Aim of the exercise –
Go through the records below and report each line with "ordinateur" in it.

Provided records –
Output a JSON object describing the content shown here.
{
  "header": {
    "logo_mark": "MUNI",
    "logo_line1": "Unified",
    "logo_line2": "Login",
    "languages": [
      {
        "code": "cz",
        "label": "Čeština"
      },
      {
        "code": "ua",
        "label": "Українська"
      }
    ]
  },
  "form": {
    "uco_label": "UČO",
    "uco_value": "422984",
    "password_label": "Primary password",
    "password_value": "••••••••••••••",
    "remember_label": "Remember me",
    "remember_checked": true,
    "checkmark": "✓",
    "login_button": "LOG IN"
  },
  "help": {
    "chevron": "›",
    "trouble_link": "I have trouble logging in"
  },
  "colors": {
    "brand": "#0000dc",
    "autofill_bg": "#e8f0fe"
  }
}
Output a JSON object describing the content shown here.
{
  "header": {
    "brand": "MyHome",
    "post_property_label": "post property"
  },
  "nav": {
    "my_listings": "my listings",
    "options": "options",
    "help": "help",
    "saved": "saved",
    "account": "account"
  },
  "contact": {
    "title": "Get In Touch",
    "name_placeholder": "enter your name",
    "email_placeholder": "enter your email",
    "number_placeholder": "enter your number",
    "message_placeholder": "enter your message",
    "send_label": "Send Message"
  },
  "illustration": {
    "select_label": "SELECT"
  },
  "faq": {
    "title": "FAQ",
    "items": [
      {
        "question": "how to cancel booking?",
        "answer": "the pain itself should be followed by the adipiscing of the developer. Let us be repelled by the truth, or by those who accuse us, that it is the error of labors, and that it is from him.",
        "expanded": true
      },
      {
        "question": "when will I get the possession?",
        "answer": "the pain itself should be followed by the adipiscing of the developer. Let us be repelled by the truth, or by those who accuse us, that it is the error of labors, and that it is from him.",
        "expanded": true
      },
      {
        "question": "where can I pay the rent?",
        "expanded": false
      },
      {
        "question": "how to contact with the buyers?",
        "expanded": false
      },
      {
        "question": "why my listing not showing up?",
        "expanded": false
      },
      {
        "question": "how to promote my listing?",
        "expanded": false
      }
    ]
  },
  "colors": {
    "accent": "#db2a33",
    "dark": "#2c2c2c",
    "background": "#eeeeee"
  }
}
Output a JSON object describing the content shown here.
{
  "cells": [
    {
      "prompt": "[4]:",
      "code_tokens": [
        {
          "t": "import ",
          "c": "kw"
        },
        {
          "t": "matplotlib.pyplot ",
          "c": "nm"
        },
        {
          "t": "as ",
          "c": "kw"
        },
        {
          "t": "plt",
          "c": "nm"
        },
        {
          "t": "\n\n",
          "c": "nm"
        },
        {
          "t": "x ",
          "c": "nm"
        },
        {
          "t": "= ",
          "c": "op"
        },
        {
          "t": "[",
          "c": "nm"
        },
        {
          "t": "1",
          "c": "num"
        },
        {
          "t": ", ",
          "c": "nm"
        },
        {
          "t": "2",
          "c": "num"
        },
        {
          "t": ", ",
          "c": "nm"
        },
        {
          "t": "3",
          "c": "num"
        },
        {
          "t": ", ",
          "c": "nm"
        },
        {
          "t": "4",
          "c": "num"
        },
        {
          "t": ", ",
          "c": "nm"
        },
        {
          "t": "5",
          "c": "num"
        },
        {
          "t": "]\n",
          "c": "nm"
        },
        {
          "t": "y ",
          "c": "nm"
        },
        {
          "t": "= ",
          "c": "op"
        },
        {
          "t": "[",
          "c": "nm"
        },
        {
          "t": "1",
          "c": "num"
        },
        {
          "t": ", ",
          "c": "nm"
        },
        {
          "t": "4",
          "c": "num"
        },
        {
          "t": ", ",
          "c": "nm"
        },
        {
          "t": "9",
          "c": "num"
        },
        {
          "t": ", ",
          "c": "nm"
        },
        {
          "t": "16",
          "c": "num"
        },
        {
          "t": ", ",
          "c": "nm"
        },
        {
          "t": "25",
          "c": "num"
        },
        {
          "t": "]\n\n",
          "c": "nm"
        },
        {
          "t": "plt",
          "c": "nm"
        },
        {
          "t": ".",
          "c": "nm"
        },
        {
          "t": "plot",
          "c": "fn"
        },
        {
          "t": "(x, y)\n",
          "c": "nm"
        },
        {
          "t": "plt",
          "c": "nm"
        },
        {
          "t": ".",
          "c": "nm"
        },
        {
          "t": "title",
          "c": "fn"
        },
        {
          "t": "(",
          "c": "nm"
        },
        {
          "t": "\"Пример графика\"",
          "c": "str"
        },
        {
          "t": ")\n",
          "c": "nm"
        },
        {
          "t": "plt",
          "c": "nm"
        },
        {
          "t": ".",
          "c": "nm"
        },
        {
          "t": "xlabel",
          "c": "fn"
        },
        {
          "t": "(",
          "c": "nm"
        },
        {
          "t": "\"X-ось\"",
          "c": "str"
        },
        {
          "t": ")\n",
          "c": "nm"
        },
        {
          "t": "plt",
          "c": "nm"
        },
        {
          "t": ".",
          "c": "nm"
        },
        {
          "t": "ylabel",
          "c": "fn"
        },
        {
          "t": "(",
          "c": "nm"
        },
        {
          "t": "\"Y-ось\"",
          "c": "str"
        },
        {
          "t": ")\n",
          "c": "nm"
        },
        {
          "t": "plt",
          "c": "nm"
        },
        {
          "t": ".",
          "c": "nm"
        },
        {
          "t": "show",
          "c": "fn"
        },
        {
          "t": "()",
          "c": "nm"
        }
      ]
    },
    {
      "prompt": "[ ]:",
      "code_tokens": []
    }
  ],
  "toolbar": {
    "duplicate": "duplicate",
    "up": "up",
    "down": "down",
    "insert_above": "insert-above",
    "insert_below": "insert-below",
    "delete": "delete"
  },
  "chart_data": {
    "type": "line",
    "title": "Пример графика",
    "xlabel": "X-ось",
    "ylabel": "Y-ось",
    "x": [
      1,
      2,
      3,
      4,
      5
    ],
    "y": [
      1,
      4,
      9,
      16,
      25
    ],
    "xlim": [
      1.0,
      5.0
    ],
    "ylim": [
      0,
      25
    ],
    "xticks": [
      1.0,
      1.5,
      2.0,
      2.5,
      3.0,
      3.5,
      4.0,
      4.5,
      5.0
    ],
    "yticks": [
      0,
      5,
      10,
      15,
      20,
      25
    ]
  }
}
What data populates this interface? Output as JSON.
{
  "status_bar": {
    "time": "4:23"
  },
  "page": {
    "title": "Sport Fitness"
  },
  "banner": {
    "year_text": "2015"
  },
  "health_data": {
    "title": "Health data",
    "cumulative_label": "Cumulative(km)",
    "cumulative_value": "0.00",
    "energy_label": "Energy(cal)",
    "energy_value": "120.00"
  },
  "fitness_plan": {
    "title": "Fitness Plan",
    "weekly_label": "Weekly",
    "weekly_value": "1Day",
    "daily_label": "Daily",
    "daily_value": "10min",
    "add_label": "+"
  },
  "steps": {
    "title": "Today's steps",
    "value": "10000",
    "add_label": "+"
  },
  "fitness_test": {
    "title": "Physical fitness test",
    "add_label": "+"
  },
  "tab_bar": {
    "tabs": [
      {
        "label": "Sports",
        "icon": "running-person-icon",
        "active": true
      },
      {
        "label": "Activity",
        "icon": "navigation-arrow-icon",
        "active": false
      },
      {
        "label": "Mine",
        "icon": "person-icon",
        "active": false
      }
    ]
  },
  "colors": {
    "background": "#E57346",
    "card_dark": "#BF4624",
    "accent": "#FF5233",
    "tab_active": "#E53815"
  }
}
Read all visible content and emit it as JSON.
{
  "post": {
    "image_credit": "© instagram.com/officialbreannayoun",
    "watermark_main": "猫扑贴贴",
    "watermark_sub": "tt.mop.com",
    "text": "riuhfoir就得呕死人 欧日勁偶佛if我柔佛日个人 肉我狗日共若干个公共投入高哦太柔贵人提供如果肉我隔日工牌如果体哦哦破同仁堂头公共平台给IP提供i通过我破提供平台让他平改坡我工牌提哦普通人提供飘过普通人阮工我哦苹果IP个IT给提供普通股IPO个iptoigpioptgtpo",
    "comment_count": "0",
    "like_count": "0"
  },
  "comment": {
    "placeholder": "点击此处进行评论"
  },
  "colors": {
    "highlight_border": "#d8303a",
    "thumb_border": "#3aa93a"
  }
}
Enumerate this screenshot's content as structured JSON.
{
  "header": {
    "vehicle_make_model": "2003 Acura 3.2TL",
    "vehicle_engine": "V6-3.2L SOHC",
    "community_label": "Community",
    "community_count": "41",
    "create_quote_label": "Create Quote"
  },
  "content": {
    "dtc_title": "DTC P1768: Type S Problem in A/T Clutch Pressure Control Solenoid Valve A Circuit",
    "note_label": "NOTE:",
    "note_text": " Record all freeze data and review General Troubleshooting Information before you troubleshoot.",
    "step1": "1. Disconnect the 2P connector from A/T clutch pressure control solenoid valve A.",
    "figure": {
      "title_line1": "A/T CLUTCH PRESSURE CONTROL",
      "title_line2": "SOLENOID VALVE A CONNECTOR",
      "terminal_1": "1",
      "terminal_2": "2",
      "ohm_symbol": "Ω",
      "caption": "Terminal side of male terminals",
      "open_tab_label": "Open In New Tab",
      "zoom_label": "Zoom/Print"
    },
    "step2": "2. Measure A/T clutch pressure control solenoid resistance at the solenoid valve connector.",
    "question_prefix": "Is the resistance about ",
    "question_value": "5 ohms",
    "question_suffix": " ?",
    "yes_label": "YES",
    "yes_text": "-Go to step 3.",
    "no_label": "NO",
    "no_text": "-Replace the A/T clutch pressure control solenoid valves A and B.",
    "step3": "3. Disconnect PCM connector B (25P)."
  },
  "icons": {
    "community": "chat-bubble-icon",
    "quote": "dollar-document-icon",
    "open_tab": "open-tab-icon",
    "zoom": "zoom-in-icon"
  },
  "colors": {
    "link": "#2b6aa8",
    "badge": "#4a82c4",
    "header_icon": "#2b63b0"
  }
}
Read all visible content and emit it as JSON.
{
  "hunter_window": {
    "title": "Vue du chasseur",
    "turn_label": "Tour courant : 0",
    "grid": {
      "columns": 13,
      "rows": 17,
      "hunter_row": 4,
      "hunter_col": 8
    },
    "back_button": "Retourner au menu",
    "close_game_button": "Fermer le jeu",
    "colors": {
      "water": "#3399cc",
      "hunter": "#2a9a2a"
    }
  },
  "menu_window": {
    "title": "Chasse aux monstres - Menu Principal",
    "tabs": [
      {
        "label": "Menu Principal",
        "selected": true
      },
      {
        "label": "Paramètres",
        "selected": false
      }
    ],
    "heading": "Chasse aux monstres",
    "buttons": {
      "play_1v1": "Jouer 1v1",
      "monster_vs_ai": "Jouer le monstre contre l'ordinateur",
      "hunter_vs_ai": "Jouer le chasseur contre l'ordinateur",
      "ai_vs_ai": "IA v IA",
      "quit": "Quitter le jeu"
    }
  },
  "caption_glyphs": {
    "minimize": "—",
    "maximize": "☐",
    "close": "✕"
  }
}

Answer box –
      "monster_vs_ai": "Jouer le monstre contre l'ordinateur",
      "hunter_vs_ai": "Jouer le chasseur contre l'ordinateur",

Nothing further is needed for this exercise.